The Women’s Prison has an original design capacity of 146 inmates. At the time of our visit the facility housed 421 female inmates. The majority of the facility was triple-celled, and the gymnasium had been converted to inmate housing. The PCWC was completely triple bunked, with 6 to 9 residents crammed into small rooms or cell areas. There is little room for anything except bedding and a very minimum amount of personal property in the undersized living areas. The facility was the most crowded female correctional institution the members of the project team have ever reviewed. Until the crowding issue is remedied, management and staff are in a holding pattern attempting to manage the population. Little can be taken on in terms of changing or improving program efficacy under these conditions [CGL, April 2022, p. 15].
The overcrowding affects security by, among other things, making it hard to separate inmates of different statuses—work release, community service, community transition, parole violation—in the minimum security facilities. CGL also noticed that the prisons are not doing enough to count and lock down tools and chemicals or consistently search inmates moving from work areas to their housing. CGL makes operational recommendation in both of those areas, but the major solutions remain the hardest because they require money: building better facilities and hiring more staff.

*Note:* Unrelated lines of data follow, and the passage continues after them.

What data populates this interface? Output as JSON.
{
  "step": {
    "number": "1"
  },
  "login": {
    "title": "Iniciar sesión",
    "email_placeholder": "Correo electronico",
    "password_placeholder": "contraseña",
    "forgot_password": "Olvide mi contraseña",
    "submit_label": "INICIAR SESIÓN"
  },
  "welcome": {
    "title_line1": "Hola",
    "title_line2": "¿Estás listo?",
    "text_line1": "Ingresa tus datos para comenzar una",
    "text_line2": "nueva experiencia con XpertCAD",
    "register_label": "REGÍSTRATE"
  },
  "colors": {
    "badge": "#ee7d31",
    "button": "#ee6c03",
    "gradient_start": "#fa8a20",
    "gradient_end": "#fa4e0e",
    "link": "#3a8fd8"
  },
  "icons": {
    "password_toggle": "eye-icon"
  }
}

CGL notes that its review of South Dakota’s Department of Corrections was prompted by an anonymous email alleging “sexual harassment, favoritism, nepotism, lack of proper safety equipment, low morale, inadequate pay, and reduced benefits.” CGL seems to have heard comments supporting those allegations during its review: “Staff stated that they have seen more tenured people quitting now than any other time in their work history. When asked why they thought it was occurring, they spoke of 12-hour shifts, burnout, mandatory overtime, favoritism, nepotism, retaliation, harassment, lack of empowerment, feeling unsafe, and poor communication from leadership and across departments.” However, CGL carefully frames favoritism and nepotism as matters of “perception” which DOC can “minimize” by “continuing to try to routinely check in with all staff members, communicating with staff members at all levels and across divisions, demonstrating transparency in decision making, seeking input from diverse groups of staff members, ensuring that performance is measured based on objective criteria, etc.” CGL also recommends updating the Code of Ethics to specifically prohibit favoritism and nepotism and end the ability of wardens, the director of prisons, and designees of the Secretary to grant exceptions to that code. CGL’s only recommendation with respect to sexual harassment is that “Current DOC policy, enforcement, and reporting requirements can be strengthened to address this issue, clarifying staff and management responsibilities for reporting, investigation, and enforcement.” Thus, CGL avoids specifics on two of the hottest issues that prompted last summer’s prison purge and this review and focuses instead on the big budget issues of staff and buildings.